I love mammals. Their maternal behaviour, their intelligence and their complexity.
I love birds. Their freedom and majesty are inspiring.
But I have a special place in my heart for amphibians. I love them with this irrational passion I can’t really explain. They’re not particularly intelligent, they’re not at all majestic, and they’re certainly not cuddly. But I love them nonetheless. They are some of the most bizarre and colourful creatures on earth. Let me give you some of my favourite examples:
Colourful: Red-eyed tree frogs (there are a number of species that look like this), or as I like to call them, ‘centrefold frogs.’ I mean, look at this awesome little guy. And he’s got sucker pads on his toes – I love those things.
Bizarre: Surinam Toad, Pipa parva – females carry their fertilized eggs on their back, embedded in their skin, so they can develop safely. When the froglets have fully metamorphosed they pop through the skin. Altogether now: eeewwww….
Kick-Ass: Pac-man frogs, genus Ceratophrys, so named because of their comically wide mouths, which they use to eat everything they can fit in there, including small rodents. These are the only amphibians (as far as I can recall from ZOO384, amphibian biology…) with teeth – and what teeth! Apparently if you get bitten by one you will bleed. When I was a student and lived in a rat-infested apartment in Chinatown, I wanted to get one of these to keep the pests at bay (as I am allergic to cats). I never got around to it – but I do intend to get one of these one day, as the Argentine variety is pretty common in good pet stores.
Seriously. I love frogs. They’re just… awesome.
Which is why it made me so sad to read about this the other day – so sad I could hardly bring myself to write about it.

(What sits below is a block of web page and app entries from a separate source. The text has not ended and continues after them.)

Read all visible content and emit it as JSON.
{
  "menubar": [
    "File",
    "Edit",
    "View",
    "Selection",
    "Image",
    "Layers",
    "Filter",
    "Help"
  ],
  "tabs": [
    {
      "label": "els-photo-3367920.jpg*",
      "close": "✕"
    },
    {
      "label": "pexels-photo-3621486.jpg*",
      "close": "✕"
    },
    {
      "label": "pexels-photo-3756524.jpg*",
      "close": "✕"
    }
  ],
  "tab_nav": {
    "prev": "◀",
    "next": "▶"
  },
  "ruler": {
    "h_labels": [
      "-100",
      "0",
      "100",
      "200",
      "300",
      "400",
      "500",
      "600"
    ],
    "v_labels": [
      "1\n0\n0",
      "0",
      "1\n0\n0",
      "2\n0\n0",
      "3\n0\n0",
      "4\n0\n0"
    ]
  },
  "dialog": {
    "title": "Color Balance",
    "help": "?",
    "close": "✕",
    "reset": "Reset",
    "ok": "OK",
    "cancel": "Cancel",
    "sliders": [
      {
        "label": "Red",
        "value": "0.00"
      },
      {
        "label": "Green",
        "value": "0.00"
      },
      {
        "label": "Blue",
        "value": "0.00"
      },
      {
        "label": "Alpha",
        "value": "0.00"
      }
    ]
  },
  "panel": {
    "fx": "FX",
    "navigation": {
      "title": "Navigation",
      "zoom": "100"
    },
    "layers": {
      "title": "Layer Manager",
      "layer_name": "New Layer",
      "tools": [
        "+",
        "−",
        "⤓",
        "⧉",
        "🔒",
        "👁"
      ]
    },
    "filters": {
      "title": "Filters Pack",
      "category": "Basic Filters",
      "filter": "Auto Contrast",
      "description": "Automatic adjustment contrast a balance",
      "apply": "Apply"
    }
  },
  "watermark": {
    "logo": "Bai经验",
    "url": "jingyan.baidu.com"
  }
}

At a remote location Costa Rica some amphibian and reptile species have declined by a whopping 75 per cent since 1970 – despite the fact that they were living in a conservation reserve designed to protect them. Nobody really knows why, but biologists speculate it may have something to do with climate change reducing the amount of leaf litter on the ground, which small lizards and froggies use to hide from predators.
But nobody really knows. The thing is, amphibian species all over the world have been declining, and nobody really knows exactly why. In many places scientists have documented the spread of a lethal skin infection, known as chytrid fungus. In other places the decline has been blamed on pesticides and other agricultural chemicals. But nobody really knows. But whatever the reason is, it probably has something to do with the fact that amphibians have permeable skin, and tend to be more sensitive to crap in the environment.
And until we really know why they’re disappearing we can’t really know what to do in order to save them.